Beyond delisting, what are other necessary reforms that Sudan must undergo to improve the climate for private investment? And would the U.S. consider other means of economic sanctions?
Sudan must prioritize reforming the banking sector to encourage private investment. Banking supervision remains weak, and the Central Bank’s capacity to crack down on corrupt banks is largely untested. The Central Bank governor is aware of the weaknesses, though, and has committed to redoubling anti-money laundering efforts in order to improve the integrity of Sudan’s banking system. Sudan has laws in place to combat illicit finance, but the implementation of these laws is uneven, at best, and generally ineffectual. All parts of the system need to work together to improve effectiveness. The Central Bank should encourage Sudan’s banking sector to file suspicious activity reports, particularly related to corruption and terrorism finance, and those reports should be used by Sudan’s Financial Intelligence Unit to open investigations and bring cases to the judiciary for prosecution.
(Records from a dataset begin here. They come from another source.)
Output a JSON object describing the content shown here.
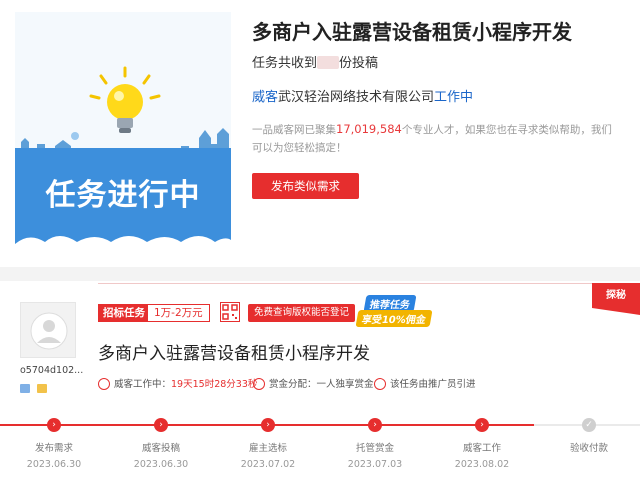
{
  "hero": {
    "banner_text": "任务进行中"
  },
  "task": {
    "title": "多商户入驻露营设备租赁小程序开发",
    "bids_prefix": "任务共收到",
    "bids_suffix": "份投稿",
    "company_prefix": "威客",
    "company_name": "武汉轻治网络技术有限公司",
    "company_suffix": "工作中",
    "desc_prefix": "一品威客网已聚集",
    "desc_count": "17,019,584",
    "desc_suffix": "个专业人才，如果您也在寻求类似帮助，我们可以为您轻松搞定！",
    "post_button": "发布类似需求"
  },
  "detail": {
    "user_id": "o5704d102...",
    "tag_bid": "招标任务",
    "budget": "1万-2万元",
    "free_button": "免费查询版权能否登记",
    "promo_line1": "推荐任务",
    "promo_line2": "享受10%佣金",
    "ribbon": "探秘",
    "title": "多商户入驻露营设备租赁小程序开发",
    "status_label": "威客工作中：",
    "status_time": "19天15时28分33秒",
    "reward_label": "赏金分配：一人独享赏金",
    "promo_note": "该任务由推广员引进"
  },
  "progress": {
    "fraction_complete": 0.835,
    "steps": [
      {
        "label": "发布需求",
        "date": "2023.06.30",
        "done": true
      },
      {
        "label": "威客投稿",
        "date": "2023.06.30",
        "done": true
      },
      {
        "label": "雇主选标",
        "date": "2023.07.02",
        "done": true
      },
      {
        "label": "托管赏金",
        "date": "2023.07.03",
        "done": true
      },
      {
        "label": "威客工作",
        "date": "2023.08.02",
        "done": true
      },
      {
        "label": "验收付款",
        "date": "",
        "done": false
      }
    ]
  },
  "colors": {
    "accent": "#e62e2e",
    "link": "#1b66c9",
    "hero_blue": "#3d8fdc"
  }
}
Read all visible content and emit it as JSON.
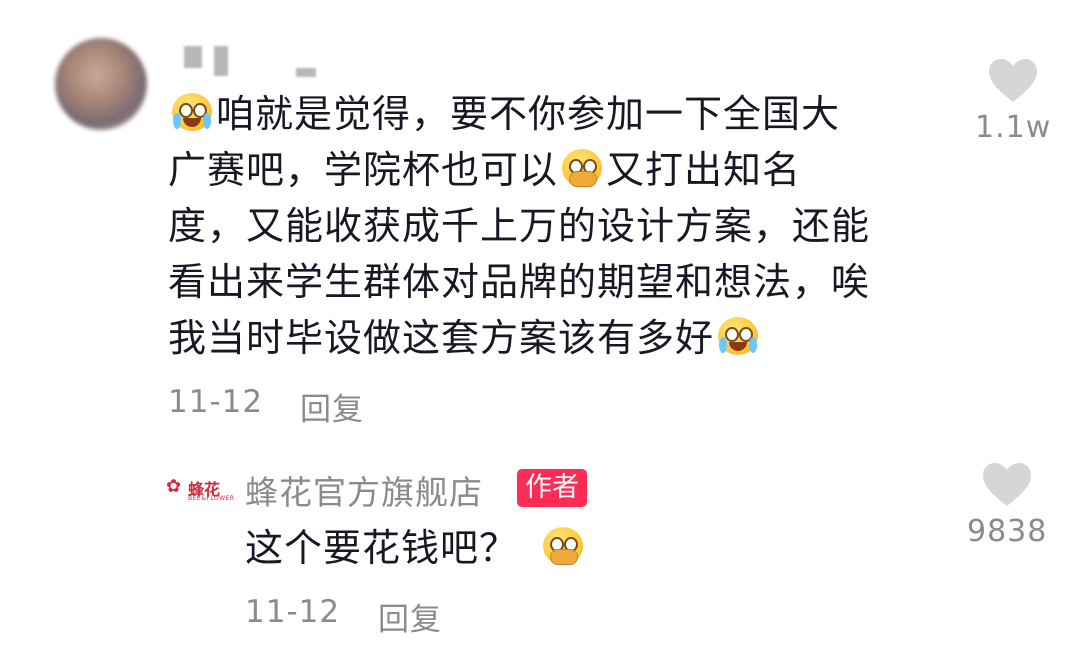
{
  "comment": {
    "text_lines": [
      [
        "咱就是觉得，要不你参加一下全国大"
      ],
      [
        "广赛吧，学院杯也可以",
        "又打出知名"
      ],
      [
        "度，又能收获成千上万的设计方案，还能"
      ],
      [
        "看出来学生群体对品牌的期望和想法，唉"
      ],
      [
        "我当时毕设做这套方案该有多好"
      ]
    ],
    "date": "11-12",
    "reply_label": "回复",
    "like_count": "1.1w"
  },
  "reply": {
    "logo_text": "蜂花",
    "logo_subtext": "BEE&FLOWER",
    "author_name": "蜂花官方旗舰店",
    "author_badge": "作者",
    "text": "这个要花钱吧？",
    "date": "11-12",
    "reply_label": "回复",
    "like_count": "9838"
  },
  "icons": {
    "heart": "heart-icon",
    "emoji_crying": "crying-face-emoji",
    "emoji_shy": "shy-covering-mouth-emoji"
  },
  "colors": {
    "accent_badge": "#fe2c55",
    "meta_gray": "#8a8a8f",
    "heart_gray": "#d6d6d8",
    "text": "#161823",
    "brand_red": "#d12a3a"
  }
}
On sanctions, it is our view that the United States, the African Union, the European Union, and other concerned governments should consider imposing targeted network sanctions on the spoilers of democratic and economic reforms. Elements remain within the government of Sudan that seek to maintain corruption for their own personal gain, and those elements likely have the ability to use private banks to launder proceeds of corruption. Networks that continue to facilitate state capture should be sanctioned in order to help the new government cut them out of the system and improve Sudan’s investment climate. Our organization, The Sentry, will release its first investigative report related to Sudan in February and continues to provide information to governments and banks to assist in their efforts to take action.
The United States could also consider implementing a form of “responsible investment reporting requirements” that would ensure that banks and others in the private sector who are beginning new business in Sudan are required to conduct—and publish the results of—key elements of due diligence. Such a system could help ensure broader transparency overall, from both the public and private sectors.
Hilary Mossberg is The Sentry‘s anti-money laundering expert for Africa. John Prendergast is a human rights and anti-corruption activist and the co-founder with George Clooney of The Sentry, an investigative initiative chasing the assets of African war criminals and their international collaborators. This article represents the views of the authors and not those of USIP.